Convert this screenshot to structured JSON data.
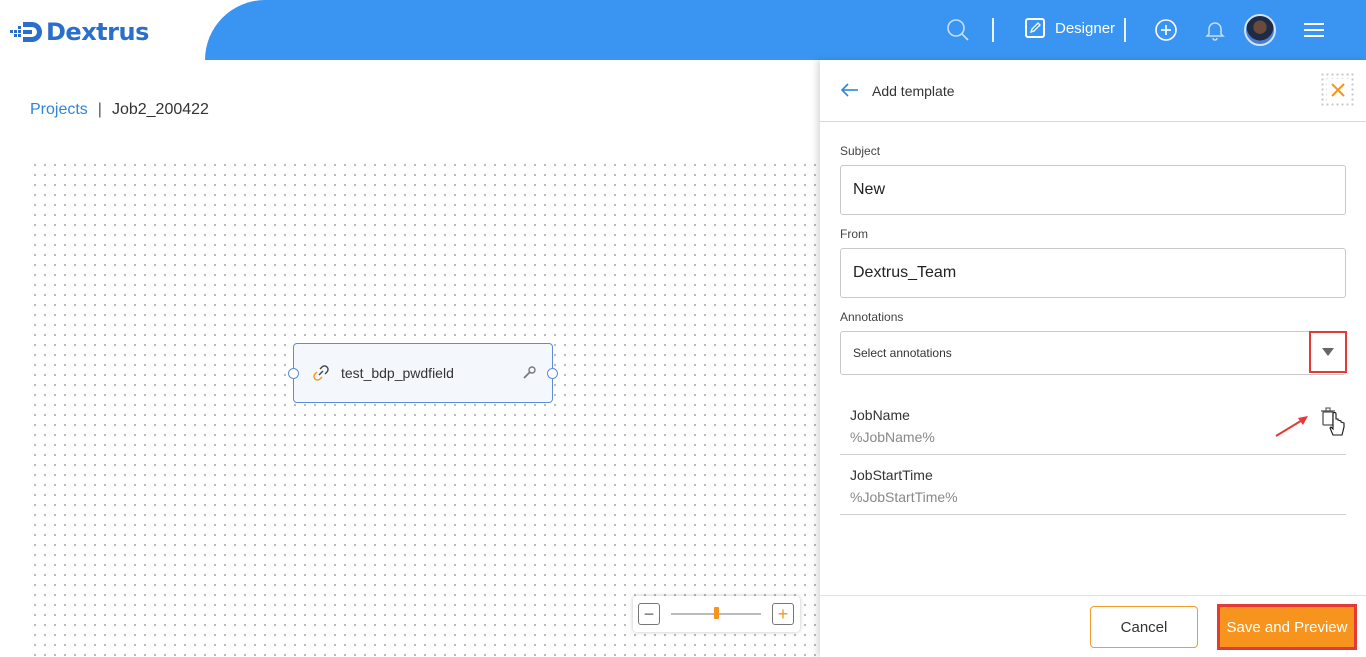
{
  "app": {
    "name": "Dextrus"
  },
  "header": {
    "mode_label": "Designer",
    "icons": [
      "search-icon",
      "designer-edit-icon",
      "add-circle-icon",
      "bell-icon",
      "avatar",
      "hamburger-menu-icon"
    ]
  },
  "breadcrumb": {
    "root": "Projects",
    "separator": "|",
    "current": "Job2_200422"
  },
  "canvas": {
    "node": {
      "label": "test_bdp_pwdfield",
      "icon": "link-icon",
      "action_icon": "wrench-icon"
    },
    "zoom": {
      "minus": "−",
      "plus": "+",
      "level": 0.5
    }
  },
  "panel": {
    "title": "Add template",
    "subject": {
      "label": "Subject",
      "value": "New"
    },
    "from": {
      "label": "From",
      "value": "Dextrus_Team"
    },
    "annotations": {
      "label": "Annotations",
      "placeholder": "Select annotations",
      "items": [
        {
          "name": "JobName",
          "value": "%JobName%"
        },
        {
          "name": "JobStartTime",
          "value": "%JobStartTime%"
        }
      ]
    },
    "cancel_label": "Cancel",
    "save_label": "Save and Preview"
  },
  "colors": {
    "header_blue": "#3a95f2",
    "accent_orange": "#f7941d",
    "highlight_red": "#e53935",
    "link_blue": "#2f86d8"
  }
}
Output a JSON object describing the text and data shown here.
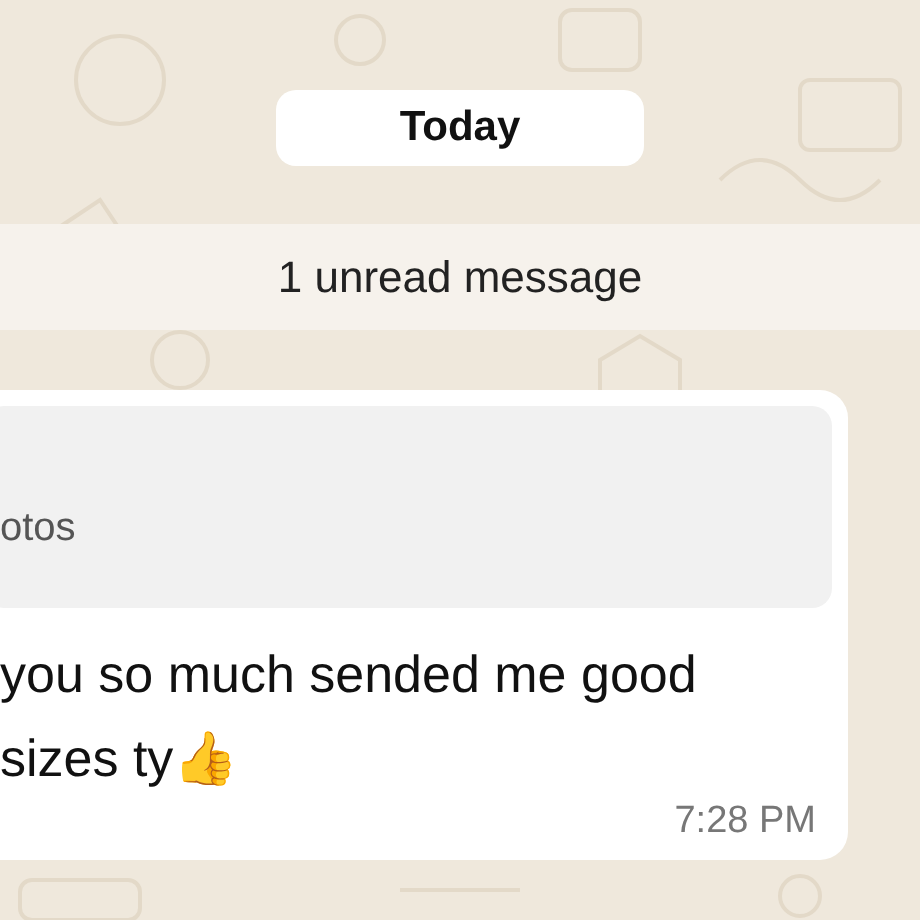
{
  "date_chip": "Today",
  "unread_banner": "1 unread message",
  "message": {
    "quote": {
      "text": "otos"
    },
    "text": "you so much sended me good\nsizes ty👍",
    "time": "7:28 PM"
  }
}
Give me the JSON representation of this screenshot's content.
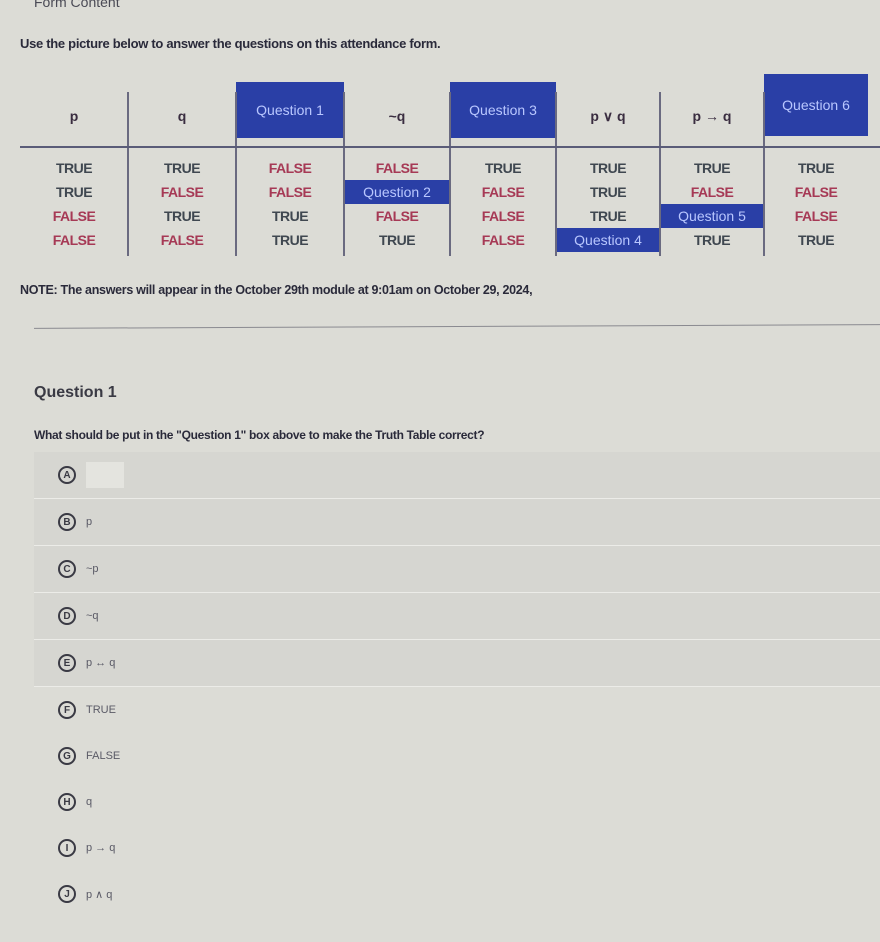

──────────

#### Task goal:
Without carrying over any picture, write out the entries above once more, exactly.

#### Expected answer:
Convert this screenshot to structured JSON data.
{
  "app": {
    "name": "Dextrus"
  },
  "header": {
    "mode_label": "Designer",
    "icons": [
      "search-icon",
      "designer-edit-icon",
      "add-circle-icon",
      "bell-icon",
      "avatar",
      "hamburger-menu-icon"
    ]
  },
  "breadcrumb": {
    "root": "Projects",
    "separator": "|",
    "current": "Job2_200422"
  },
  "canvas": {
    "node": {
      "label": "test_bdp_pwdfield",
      "icon": "link-icon",
      "action_icon": "wrench-icon"
    },
    "zoom": {
      "minus": "−",
      "plus": "+",
      "level": 0.5
    }
  },
  "panel": {
    "title": "Add template",
    "subject": {
      "label": "Subject",
      "value": "New"
    },
    "from": {
      "label": "From",
      "value": "Dextrus_Team"
    },
    "annotations": {
      "label": "Annotations",
      "placeholder": "Select annotations",
      "items": [
        {
          "name": "JobName",
          "value": "%JobName%"
        },
        {
          "name": "JobStartTime",
          "value": "%JobStartTime%"
        }
      ]
    },
    "cancel_label": "Cancel",
    "save_label": "Save and Preview"
  },
  "colors": {
    "header_blue": "#3a95f2",
    "accent_orange": "#f7941d",
    "highlight_red": "#e53935",
    "link_blue": "#2f86d8"
  }
}
Output a JSON object describing the text and data shown here.
{
  "date_chip": "Today",
  "unread_banner": "1 unread message",
  "message": {
    "quote": {
      "text": "otos"
    },
    "text": "you so much sended me good\nsizes ty👍",
    "time": "7:28 PM"
  }
}
Give me the JSON representation of this screenshot's content.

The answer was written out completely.